Within the entries below, count the lines that hold the string "approve" and give only that number.

***** DATASET *****

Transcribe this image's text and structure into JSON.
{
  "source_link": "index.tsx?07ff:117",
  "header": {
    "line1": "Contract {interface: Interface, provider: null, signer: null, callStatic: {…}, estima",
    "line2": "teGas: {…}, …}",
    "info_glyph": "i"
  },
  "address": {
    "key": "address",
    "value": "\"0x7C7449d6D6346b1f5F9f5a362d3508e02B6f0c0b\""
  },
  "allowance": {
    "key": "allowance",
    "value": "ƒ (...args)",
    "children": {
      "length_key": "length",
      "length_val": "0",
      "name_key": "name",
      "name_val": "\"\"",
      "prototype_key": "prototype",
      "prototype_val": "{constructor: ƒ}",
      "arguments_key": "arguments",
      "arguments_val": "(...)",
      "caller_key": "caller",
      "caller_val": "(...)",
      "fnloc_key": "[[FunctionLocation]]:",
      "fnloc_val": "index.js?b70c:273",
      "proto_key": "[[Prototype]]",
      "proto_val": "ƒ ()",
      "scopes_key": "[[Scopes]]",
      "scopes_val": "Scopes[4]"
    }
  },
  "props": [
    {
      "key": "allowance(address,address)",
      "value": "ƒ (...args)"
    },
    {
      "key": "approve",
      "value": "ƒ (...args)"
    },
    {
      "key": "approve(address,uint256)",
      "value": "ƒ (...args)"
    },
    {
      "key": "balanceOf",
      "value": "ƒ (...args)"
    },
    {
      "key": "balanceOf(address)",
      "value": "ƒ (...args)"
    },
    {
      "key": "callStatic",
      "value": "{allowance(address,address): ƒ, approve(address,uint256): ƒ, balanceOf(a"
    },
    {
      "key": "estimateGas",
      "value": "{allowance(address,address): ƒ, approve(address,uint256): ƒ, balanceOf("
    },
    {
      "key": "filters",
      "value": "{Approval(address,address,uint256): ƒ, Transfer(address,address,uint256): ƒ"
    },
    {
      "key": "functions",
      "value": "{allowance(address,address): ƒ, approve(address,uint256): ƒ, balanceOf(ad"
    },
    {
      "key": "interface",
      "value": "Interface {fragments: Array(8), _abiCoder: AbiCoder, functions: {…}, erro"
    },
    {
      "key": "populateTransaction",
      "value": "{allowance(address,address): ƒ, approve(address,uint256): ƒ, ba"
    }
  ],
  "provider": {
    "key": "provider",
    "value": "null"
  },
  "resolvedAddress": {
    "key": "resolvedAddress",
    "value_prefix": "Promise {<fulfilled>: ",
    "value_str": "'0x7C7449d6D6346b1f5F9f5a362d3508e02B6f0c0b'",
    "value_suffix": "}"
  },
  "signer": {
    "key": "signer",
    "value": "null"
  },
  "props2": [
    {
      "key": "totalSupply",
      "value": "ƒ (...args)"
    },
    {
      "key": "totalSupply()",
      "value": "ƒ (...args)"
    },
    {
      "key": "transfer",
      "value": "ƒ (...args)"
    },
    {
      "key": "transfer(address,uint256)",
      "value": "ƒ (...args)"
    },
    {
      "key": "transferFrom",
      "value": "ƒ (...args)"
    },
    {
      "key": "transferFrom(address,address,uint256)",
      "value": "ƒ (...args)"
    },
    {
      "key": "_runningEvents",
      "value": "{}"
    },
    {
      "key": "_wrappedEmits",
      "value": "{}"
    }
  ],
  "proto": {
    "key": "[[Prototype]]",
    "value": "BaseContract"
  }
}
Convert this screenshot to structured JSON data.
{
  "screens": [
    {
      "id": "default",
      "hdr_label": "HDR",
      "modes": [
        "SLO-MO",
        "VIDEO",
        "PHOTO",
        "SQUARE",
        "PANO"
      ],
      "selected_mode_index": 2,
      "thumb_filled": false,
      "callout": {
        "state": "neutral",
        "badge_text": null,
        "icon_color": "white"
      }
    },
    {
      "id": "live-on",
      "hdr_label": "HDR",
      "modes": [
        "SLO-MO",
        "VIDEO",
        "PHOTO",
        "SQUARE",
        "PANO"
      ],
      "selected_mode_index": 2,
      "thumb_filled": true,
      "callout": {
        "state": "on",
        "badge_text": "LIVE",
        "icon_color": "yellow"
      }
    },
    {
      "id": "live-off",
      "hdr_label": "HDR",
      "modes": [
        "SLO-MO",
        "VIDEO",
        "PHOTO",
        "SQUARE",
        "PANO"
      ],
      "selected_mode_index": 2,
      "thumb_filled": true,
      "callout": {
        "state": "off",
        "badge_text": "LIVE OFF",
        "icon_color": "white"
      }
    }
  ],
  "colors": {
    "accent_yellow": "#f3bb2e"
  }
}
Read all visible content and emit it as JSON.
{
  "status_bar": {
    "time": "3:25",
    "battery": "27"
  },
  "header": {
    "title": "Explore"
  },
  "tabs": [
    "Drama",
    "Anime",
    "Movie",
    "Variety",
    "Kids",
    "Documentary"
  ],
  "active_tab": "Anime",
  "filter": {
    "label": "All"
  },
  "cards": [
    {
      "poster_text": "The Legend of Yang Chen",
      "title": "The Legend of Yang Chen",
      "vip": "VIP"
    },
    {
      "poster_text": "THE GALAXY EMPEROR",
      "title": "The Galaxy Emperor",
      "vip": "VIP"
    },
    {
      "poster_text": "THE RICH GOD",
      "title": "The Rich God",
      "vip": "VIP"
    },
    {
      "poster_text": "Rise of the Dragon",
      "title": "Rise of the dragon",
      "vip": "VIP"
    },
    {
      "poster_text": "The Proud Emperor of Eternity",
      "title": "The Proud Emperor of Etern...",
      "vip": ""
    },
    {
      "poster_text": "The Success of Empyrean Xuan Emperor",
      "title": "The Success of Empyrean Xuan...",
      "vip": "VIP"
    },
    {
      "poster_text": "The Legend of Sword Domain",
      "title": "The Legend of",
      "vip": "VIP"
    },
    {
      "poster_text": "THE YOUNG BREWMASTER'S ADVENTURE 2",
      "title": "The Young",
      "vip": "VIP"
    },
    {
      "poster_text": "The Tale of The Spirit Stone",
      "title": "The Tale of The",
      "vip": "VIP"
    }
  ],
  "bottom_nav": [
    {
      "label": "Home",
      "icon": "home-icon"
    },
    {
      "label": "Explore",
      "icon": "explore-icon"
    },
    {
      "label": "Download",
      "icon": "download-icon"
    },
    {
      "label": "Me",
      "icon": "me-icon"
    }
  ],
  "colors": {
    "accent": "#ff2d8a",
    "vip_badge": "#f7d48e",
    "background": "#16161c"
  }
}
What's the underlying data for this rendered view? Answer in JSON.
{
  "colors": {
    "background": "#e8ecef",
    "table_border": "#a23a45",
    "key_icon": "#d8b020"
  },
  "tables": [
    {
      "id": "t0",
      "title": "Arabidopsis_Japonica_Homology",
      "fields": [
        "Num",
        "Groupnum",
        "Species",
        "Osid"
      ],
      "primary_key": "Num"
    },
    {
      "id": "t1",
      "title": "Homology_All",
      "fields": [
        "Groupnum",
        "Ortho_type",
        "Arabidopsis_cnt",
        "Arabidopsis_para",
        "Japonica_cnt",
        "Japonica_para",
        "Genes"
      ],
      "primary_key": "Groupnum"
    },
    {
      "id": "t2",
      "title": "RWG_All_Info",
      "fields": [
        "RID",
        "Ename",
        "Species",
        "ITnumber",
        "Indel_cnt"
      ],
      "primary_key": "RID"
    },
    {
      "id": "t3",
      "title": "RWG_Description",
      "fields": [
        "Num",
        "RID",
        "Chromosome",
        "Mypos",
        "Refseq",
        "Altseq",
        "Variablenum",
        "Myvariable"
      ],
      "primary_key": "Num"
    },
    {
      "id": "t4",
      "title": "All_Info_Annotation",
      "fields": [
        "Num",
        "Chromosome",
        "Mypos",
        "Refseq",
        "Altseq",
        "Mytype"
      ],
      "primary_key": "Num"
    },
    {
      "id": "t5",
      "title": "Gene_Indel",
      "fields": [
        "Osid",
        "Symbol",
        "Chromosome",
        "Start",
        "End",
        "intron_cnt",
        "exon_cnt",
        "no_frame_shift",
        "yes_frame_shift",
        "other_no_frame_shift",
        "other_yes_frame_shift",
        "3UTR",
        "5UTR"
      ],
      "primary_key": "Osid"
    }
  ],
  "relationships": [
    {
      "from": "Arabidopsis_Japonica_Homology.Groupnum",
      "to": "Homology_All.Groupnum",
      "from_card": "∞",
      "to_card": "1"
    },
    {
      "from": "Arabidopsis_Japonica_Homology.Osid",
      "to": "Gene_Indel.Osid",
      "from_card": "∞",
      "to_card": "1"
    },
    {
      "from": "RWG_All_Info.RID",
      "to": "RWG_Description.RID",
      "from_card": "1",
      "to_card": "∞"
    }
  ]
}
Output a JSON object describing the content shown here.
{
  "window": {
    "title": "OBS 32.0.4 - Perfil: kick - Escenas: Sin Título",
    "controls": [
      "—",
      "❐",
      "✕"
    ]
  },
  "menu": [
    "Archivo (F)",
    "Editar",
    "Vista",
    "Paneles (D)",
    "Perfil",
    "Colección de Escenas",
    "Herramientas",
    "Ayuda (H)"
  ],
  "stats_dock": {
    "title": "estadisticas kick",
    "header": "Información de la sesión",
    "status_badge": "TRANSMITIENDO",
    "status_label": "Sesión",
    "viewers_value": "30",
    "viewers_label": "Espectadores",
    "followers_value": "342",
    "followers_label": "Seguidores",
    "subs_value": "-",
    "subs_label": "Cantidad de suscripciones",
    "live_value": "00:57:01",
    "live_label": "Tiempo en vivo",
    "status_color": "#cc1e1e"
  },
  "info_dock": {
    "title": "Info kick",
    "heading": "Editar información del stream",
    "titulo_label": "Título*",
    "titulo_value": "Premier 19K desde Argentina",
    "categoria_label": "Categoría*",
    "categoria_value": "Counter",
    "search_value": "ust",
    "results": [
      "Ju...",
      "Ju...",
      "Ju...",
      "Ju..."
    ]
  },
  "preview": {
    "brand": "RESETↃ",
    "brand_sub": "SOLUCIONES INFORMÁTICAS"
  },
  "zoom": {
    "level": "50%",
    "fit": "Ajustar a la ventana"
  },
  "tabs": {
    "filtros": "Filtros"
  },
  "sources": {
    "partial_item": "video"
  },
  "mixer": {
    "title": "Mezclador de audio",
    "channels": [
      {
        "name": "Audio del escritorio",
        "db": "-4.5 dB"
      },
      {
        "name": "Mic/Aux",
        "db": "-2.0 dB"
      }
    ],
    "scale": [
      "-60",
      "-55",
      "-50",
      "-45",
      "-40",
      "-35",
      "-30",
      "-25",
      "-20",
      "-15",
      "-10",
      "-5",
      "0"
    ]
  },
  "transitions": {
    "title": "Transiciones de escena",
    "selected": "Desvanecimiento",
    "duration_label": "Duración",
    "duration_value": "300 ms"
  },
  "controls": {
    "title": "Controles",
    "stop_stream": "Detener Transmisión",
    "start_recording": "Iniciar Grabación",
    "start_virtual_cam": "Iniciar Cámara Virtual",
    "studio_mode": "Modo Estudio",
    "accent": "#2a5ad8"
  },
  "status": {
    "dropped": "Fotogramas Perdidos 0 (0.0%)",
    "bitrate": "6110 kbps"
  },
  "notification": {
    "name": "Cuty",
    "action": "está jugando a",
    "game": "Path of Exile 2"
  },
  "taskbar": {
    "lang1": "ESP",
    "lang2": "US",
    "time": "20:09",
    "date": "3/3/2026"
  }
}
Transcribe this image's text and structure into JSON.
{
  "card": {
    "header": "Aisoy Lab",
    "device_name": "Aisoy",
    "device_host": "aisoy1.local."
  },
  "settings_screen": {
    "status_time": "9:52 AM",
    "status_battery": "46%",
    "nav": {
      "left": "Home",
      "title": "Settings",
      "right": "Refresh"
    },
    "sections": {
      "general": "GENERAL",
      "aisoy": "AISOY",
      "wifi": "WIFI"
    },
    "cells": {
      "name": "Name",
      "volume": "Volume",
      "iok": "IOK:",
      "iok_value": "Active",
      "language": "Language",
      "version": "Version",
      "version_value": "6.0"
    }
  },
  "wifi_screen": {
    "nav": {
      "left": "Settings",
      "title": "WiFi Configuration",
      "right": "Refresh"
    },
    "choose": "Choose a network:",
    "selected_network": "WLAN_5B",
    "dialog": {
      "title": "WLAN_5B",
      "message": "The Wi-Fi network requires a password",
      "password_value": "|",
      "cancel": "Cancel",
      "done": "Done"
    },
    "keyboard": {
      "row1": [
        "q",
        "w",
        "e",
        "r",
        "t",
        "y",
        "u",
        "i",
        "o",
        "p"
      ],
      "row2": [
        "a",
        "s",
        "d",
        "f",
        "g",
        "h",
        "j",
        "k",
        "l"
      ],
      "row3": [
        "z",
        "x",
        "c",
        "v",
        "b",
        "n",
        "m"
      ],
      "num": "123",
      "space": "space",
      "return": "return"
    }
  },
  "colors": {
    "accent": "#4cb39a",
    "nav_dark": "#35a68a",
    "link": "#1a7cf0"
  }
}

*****

--- ANSWER TO THIS EXERCISE ---
6